To handle the new volume of orders, Felhofer is helping implement new ways to streamline the labor- and time-intensive process.
“I find it heartwarming — the degree of support that we’ve gotten. It’s amazing,” he said. “I’ve seen a lot of good things in this community, but this type of support has been just utterly amazing.”
This project means a lot to another volunteer: Trapani’s father, Dr. George Gorchynsky.
“I have to be here. I have to help,” he said.
When Gorchnysky is not doing 12-hour shifts as an ER physician, he’s doing 12-hour shifts helping his daughter.
“I’m first-generation Ukrainian. My parents immigrated from Ukraine right after World War II and I was raised Ukrainian. In fact, I spoke Ukrainian until first grade,” he said.
Gorchynsky and Christiana’s mother passed the language on to their children.
“It was my first language. I learned Ukrainian before I learned English, and that’s how I talk to my grandparents: only in Ukrainian,” Trapani said. “It’s kept me really close to my culture and my heritage.”
Trapani’s maternal grandmother took the news of the Russian invasion hard.
“My grandma was born in Ukraine. She is the only grandparent of mine left. We were sitting with her, and she just started to cry and shake and just relive war when she was a kid,” said Trapani. “I never thought that something like that could happen in 2022.”
“It’s just heartbreaking,” added her father. “It’s an absolute catastrophe what’s going on. It’s World War II all over again.
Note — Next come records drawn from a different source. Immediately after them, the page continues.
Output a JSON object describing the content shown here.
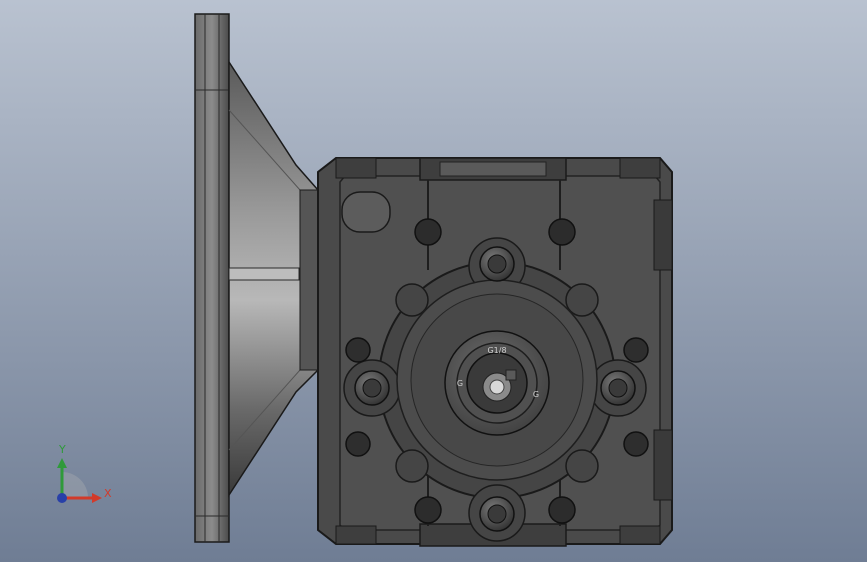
{
  "scene": {
    "background_top": "#b9c2d0",
    "background_bottom": "#6f7d94",
    "model": "worm-gear-reducer",
    "body_color": "#4a4a4a",
    "edge_color": "#1a1a1a"
  },
  "part_markings": {
    "top": "G1/8",
    "left": "G",
    "right": "G"
  },
  "triad": {
    "x_label": "X",
    "y_label": "Y",
    "x_color": "#d23a2a",
    "y_color": "#2f9a3a",
    "z_color": "#2840a8"
  }
}
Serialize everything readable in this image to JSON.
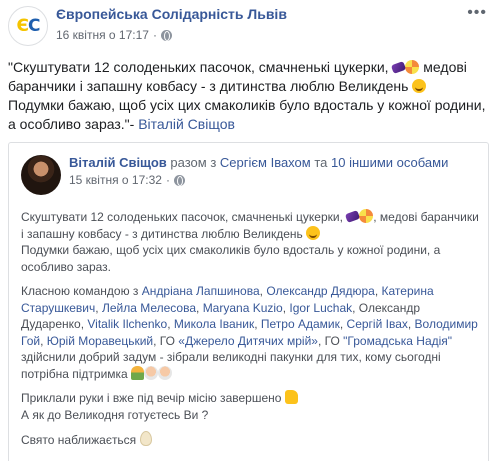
{
  "page": {
    "name": "Європейська Солідарність Львів",
    "logo_letters": {
      "e": "Є",
      "c": "С"
    },
    "timestamp": "16 квітня о 17:17",
    "audience_icon": "globe-icon",
    "more_icon": "more-options-icon"
  },
  "quote": {
    "line1": "\"Скуштувати 12 солоденьких пасочок, смачненькі цукерки,",
    "line2": " медові баранчики і запашну ковбасу - з дитинства люблю Великдень",
    "line3": "Подумки бажаю, щоб усіх цих смаколиків було вдосталь у кожної родини, а особливо зараз.\"-",
    "author": "Віталій Свіщов"
  },
  "shared_post": {
    "author": "Віталій Свіщов",
    "with_prefix": "разом з",
    "with_person": "Сергієм Івахом",
    "and_word": "та",
    "others": "10 іншими особами",
    "timestamp": "15 квітня о 17:32",
    "para1_a": "Скуштувати 12 солоденьких пасочок, смачненькі цукерки,",
    "para1_b": ", медові баранчики і запашну ковбасу - з дитинства люблю Великдень",
    "para2": "Подумки бажаю, щоб усіх цих смаколиків було вдосталь у кожної родини, а особливо зараз.",
    "team_intro": "Класною командою з",
    "mentions": [
      "Андріана Лапшинова",
      "Олександр Дядюра",
      "Катерина Старушкевич",
      "Лейла Мелесова",
      "Maryana Kuzio",
      "Igor Luchak"
    ],
    "plain1": "Олександр Дударенко",
    "mentions2": [
      "Vitalik Ilchenko",
      "Микола Іваник",
      "Петро Адамик",
      "Сергій Іваx",
      "Володимир Гой",
      "Юрій Моравецький"
    ],
    "go1_prefix": "ГО",
    "go1": "«Джерело Дитячих мрій»",
    "go2_prefix": "ГО",
    "go2": "\"Громадська Надія\"",
    "team_outro": "здійснили добрий задум - зібрали великодні пакунки для тих, кому сьогодні потрібна підтримка",
    "para4_a": "Приклали руки і вже під вечір місію завершено",
    "para4_b": "А як до Великодня готуєтесь Ви ?",
    "para5": "Свято наближається"
  },
  "emoji": [
    "candy",
    "lollipop",
    "grinning-face",
    "people",
    "old-woman",
    "old-man",
    "thumbs-up",
    "egg"
  ]
}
That’s what it is. In fact, my wife’s mom has memories of things that happened during the war and as a child — and she was there. It’s just brought tears to her eyes. She’s in total disbelief.”
Gorchynsky said his mother-in-law is lending a hand as well.
“She’s at home right now here, and she’s stickering bags and doing things. She’s 82 years old, and she’s helping out as well,” he said. “So it’s all hands on deck.”
All of the profits made from selling the Ukraine candle are being donated to a Ukrainian nonprofit called Razom for Ukraine.
“It’s helping provide bandages and tourniquets and medical supplies to those that are in Ukraine and need it most. Our first donation was on [March 11] for $125,000,” said Trapani.
“A lot of tears were flowing after that. It was just incredible,” she added. “That’s the first of many donation installments that we’re going to make.”
At the onset of the project, Trapani’s goals were more modest.
“I really thought we’d only sell like a hundred. I really didn’t think we’d sell more,” she said.
“I still laugh when Christiana said, ‘You know, if I could sell 300 candles, I’d be so happy.’ Well, you know, that ship has sailed,” said Gorchynsky.
“I couldn’t be more proud of her if she were my own daughter,” said Felhofer. “I’ve mentored to her, but now she’s taken this to another level. I’ll tell her she’s got a tiger by the tail. Now she knows she has to figure out how to bring that under control, and I’m here to help, however I can.”
“We’re so proud of her. We never expected this kind of response — never,” Felhofer said. “A lot of good comes out of evil, in many ways.”
“We’re standing with Ukraine and providing light in the darkness,” Trapani added.
“Слава Україні!” she exclaimed.
“Слава Україні! Героям слава!,” echoed Gorchynsky.
“Glory to Ukraine! Glory to its heroes!” he repeated in translation, smiling.